Although the GABAergic benzodiazepines (BZDs) and Z-drugs (zolpidem, zopiclone, and zaleplon) are FDA-approved for insomnia disorders with a strong evidence base, they have many side effects, including cognitive impairment, tolerance, rebound insomnia upon discontinuation, car accidents/falls, abuse, and dependence liability. Consequently, the clinical use of off-label drugs and novel drugs that do not target the GABAergic system is increasing. The purpose of this review is to analyze the neurobiological and clinical evidence of pharmacological treatments of insomnia, excluding the BZDs and Z-drugs. We analyzed the melatonergic agonist drugs, agomelatine, prolonged-release melatonin, ramelteon, and tasimelteon; the dual orexin receptor antagonist suvorexant; the modulators of the α2δ subunit of voltage-sensitive calcium channels, gabapentin and pregabalin; the H1 antagonist, low-dose doxepin; and the histamine and serotonin receptor antagonists, amitriptyline, mirtazapine, trazodone, olanzapine, and quetiapine. The pharmacology and mechanism of action of these treatments and the evidence-base for the use of these drugs in clinical practice is outlined along with novel pipelines. There is evidence to recommend suvorexant and low-dose doxepin for sleep maintenance insomnia; there is also sufficient evidence to recommend ramelteon for sleep onset insomnia. Although there is limited evidence for the use of the quetiapine, trazodone, mirtazapine, amitriptyline, pregabalin, gabapentin, agomelatine, and olanzapine as treatments for insomnia disorder, these drugs may improve sleep while successfully treating comorbid disorders, with a different side effect profile than the BZDs and Z-drugs. The unique mechanism of action of each drug allows for a more personalized and targeted medical management of insomnia.

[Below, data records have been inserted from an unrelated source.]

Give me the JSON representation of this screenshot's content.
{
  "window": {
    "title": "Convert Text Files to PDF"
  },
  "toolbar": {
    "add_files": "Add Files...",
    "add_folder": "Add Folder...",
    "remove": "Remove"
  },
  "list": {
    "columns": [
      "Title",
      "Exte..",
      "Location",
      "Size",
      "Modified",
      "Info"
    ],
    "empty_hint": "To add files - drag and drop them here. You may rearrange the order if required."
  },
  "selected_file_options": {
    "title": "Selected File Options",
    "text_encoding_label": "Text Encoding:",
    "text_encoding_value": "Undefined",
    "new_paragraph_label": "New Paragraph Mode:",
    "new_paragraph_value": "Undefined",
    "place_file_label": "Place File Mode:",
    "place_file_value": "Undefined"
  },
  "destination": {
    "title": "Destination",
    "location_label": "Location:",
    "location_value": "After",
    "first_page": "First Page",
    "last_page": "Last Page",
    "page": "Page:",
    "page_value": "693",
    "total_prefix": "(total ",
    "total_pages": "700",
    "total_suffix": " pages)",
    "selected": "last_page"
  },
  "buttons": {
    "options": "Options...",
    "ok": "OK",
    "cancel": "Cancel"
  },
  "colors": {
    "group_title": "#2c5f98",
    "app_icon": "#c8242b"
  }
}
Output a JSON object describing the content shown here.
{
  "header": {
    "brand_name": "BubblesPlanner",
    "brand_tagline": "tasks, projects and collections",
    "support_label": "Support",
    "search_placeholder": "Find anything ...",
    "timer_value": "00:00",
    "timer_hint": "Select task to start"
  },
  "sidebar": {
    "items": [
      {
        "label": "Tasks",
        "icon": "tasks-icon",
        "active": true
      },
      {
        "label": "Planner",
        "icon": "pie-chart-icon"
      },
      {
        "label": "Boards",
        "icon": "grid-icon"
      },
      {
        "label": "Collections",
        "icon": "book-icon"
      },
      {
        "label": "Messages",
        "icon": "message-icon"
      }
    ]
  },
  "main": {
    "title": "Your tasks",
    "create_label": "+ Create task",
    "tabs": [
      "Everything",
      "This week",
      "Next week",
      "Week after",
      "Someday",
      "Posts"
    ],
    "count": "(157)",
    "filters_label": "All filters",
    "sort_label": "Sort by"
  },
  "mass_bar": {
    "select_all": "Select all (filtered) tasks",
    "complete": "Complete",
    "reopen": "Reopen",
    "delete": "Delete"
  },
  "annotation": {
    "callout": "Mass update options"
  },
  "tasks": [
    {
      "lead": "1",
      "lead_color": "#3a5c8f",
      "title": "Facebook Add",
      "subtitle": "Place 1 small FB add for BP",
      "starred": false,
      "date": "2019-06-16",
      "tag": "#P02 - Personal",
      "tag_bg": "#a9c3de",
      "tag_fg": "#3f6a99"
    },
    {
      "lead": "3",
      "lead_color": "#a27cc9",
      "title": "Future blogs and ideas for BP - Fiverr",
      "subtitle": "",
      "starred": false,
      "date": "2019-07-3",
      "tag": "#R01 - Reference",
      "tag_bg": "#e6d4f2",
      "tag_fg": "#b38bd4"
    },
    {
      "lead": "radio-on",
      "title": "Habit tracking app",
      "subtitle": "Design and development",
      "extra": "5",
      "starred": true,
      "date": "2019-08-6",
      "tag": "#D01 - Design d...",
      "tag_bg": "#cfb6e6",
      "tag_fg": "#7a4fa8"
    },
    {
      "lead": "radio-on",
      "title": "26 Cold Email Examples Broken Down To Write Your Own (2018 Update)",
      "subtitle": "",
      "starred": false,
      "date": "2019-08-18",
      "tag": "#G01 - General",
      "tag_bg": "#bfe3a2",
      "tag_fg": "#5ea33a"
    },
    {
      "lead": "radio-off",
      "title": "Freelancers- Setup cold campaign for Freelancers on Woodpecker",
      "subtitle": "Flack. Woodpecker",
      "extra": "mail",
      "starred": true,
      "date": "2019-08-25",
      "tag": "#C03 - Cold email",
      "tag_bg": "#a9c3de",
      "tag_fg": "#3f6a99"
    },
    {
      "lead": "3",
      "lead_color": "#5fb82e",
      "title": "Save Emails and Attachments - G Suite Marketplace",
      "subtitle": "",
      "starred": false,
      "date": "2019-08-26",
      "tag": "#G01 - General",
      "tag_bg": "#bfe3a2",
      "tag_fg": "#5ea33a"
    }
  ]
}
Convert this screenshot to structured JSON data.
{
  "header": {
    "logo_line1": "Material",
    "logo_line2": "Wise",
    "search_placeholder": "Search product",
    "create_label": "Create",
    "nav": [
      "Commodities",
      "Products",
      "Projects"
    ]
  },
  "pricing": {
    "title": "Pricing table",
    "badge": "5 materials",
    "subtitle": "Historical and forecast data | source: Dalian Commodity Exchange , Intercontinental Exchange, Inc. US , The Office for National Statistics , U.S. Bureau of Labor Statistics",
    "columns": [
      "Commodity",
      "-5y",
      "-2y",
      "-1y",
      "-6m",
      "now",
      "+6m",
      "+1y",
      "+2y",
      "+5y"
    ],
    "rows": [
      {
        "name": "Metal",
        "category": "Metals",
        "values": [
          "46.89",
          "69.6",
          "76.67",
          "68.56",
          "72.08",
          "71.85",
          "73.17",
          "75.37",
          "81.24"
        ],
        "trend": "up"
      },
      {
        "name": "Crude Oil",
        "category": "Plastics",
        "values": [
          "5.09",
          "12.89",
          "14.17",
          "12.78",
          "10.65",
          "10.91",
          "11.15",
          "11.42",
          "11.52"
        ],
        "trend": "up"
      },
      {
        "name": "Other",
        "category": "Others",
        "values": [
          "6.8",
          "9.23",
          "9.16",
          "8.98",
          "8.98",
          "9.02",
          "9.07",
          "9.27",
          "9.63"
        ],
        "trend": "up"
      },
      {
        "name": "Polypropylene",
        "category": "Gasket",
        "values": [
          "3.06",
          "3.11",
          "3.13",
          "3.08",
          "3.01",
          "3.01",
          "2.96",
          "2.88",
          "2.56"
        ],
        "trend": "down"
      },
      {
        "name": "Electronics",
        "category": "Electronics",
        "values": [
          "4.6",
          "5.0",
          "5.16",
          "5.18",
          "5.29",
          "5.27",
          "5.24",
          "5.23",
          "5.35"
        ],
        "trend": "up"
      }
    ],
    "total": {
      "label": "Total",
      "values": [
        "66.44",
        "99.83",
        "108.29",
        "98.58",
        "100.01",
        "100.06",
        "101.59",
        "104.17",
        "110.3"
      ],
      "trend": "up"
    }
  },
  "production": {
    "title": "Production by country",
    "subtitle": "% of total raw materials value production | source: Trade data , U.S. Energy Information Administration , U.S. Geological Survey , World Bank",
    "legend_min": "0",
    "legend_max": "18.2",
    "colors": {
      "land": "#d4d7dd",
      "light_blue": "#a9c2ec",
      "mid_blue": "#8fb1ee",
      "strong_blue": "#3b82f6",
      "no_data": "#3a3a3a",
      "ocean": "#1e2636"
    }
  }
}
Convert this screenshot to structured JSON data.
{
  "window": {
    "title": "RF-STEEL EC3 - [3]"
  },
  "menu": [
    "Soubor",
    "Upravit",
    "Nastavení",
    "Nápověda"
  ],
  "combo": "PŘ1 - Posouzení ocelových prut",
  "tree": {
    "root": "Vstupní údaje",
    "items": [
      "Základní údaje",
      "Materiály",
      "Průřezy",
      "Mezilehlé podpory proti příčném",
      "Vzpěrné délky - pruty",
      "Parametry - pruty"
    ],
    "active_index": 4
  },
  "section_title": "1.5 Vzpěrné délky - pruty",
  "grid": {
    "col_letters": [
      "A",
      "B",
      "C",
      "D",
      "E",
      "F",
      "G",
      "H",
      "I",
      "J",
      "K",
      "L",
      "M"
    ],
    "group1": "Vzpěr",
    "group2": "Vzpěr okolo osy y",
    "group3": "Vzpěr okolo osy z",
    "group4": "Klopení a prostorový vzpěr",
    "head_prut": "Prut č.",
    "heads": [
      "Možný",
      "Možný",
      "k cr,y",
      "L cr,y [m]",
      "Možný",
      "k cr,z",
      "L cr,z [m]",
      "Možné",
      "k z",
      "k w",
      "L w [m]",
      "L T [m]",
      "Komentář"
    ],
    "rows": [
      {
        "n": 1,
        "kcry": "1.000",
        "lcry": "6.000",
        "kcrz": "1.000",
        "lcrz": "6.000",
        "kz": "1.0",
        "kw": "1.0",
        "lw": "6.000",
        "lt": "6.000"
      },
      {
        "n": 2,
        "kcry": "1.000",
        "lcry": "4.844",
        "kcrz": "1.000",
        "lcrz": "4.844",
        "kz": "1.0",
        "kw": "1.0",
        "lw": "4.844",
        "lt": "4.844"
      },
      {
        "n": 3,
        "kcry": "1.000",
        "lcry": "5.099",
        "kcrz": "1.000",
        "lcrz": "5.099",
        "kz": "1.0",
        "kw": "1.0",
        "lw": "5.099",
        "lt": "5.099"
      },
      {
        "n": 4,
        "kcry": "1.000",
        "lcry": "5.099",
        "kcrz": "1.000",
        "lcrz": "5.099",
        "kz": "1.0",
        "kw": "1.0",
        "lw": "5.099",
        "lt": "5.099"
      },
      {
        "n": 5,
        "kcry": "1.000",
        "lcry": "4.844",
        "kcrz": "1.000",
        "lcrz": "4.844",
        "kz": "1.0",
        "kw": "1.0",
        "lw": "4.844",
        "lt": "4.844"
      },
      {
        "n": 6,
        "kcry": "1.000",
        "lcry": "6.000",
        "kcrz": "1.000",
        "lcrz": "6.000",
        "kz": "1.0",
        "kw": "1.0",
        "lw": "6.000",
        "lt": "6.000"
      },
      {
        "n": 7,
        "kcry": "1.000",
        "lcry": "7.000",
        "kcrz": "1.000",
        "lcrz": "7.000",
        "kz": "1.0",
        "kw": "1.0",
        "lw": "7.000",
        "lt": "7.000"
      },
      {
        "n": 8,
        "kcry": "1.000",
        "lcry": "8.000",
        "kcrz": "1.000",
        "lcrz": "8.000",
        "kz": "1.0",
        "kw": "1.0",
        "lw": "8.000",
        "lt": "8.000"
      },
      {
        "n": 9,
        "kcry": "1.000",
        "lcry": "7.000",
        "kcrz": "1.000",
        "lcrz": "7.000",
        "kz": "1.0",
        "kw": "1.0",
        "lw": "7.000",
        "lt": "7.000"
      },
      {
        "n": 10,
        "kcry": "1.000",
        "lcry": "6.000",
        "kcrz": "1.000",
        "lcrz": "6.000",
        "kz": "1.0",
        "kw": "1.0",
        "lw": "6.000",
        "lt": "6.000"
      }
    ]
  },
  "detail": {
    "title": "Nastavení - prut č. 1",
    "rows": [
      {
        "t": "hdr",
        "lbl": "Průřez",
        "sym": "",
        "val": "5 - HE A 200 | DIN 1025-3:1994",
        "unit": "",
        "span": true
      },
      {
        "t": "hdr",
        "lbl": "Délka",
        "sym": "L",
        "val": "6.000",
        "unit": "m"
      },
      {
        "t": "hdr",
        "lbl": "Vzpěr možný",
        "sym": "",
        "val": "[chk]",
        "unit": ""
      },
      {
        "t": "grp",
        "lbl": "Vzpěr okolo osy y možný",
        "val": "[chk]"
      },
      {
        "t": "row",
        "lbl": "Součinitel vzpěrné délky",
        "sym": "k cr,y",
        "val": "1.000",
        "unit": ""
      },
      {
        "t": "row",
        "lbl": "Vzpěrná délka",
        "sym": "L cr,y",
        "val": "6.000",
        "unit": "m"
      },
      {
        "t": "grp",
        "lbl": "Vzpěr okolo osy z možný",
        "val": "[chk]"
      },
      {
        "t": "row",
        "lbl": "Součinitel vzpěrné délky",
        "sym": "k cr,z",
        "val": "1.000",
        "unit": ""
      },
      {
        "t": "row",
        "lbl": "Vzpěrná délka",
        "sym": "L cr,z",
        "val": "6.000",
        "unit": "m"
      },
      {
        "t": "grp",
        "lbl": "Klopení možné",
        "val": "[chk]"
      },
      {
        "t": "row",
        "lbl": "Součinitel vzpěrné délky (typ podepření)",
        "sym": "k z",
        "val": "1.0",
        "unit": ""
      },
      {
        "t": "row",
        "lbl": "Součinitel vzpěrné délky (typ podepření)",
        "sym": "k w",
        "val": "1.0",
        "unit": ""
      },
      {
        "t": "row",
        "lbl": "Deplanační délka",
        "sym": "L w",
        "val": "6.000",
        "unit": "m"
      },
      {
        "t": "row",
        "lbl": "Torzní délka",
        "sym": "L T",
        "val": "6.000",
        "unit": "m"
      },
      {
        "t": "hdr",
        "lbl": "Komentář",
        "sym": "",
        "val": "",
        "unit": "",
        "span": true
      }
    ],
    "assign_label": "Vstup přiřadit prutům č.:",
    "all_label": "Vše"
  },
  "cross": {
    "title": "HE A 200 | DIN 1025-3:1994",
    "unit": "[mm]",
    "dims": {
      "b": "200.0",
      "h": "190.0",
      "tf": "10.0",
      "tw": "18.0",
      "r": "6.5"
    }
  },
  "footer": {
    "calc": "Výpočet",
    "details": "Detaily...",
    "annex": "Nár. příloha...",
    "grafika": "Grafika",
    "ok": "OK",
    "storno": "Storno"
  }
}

Copyright © 2018 by The American Society for Pharmacology and Experimental Therapeutics.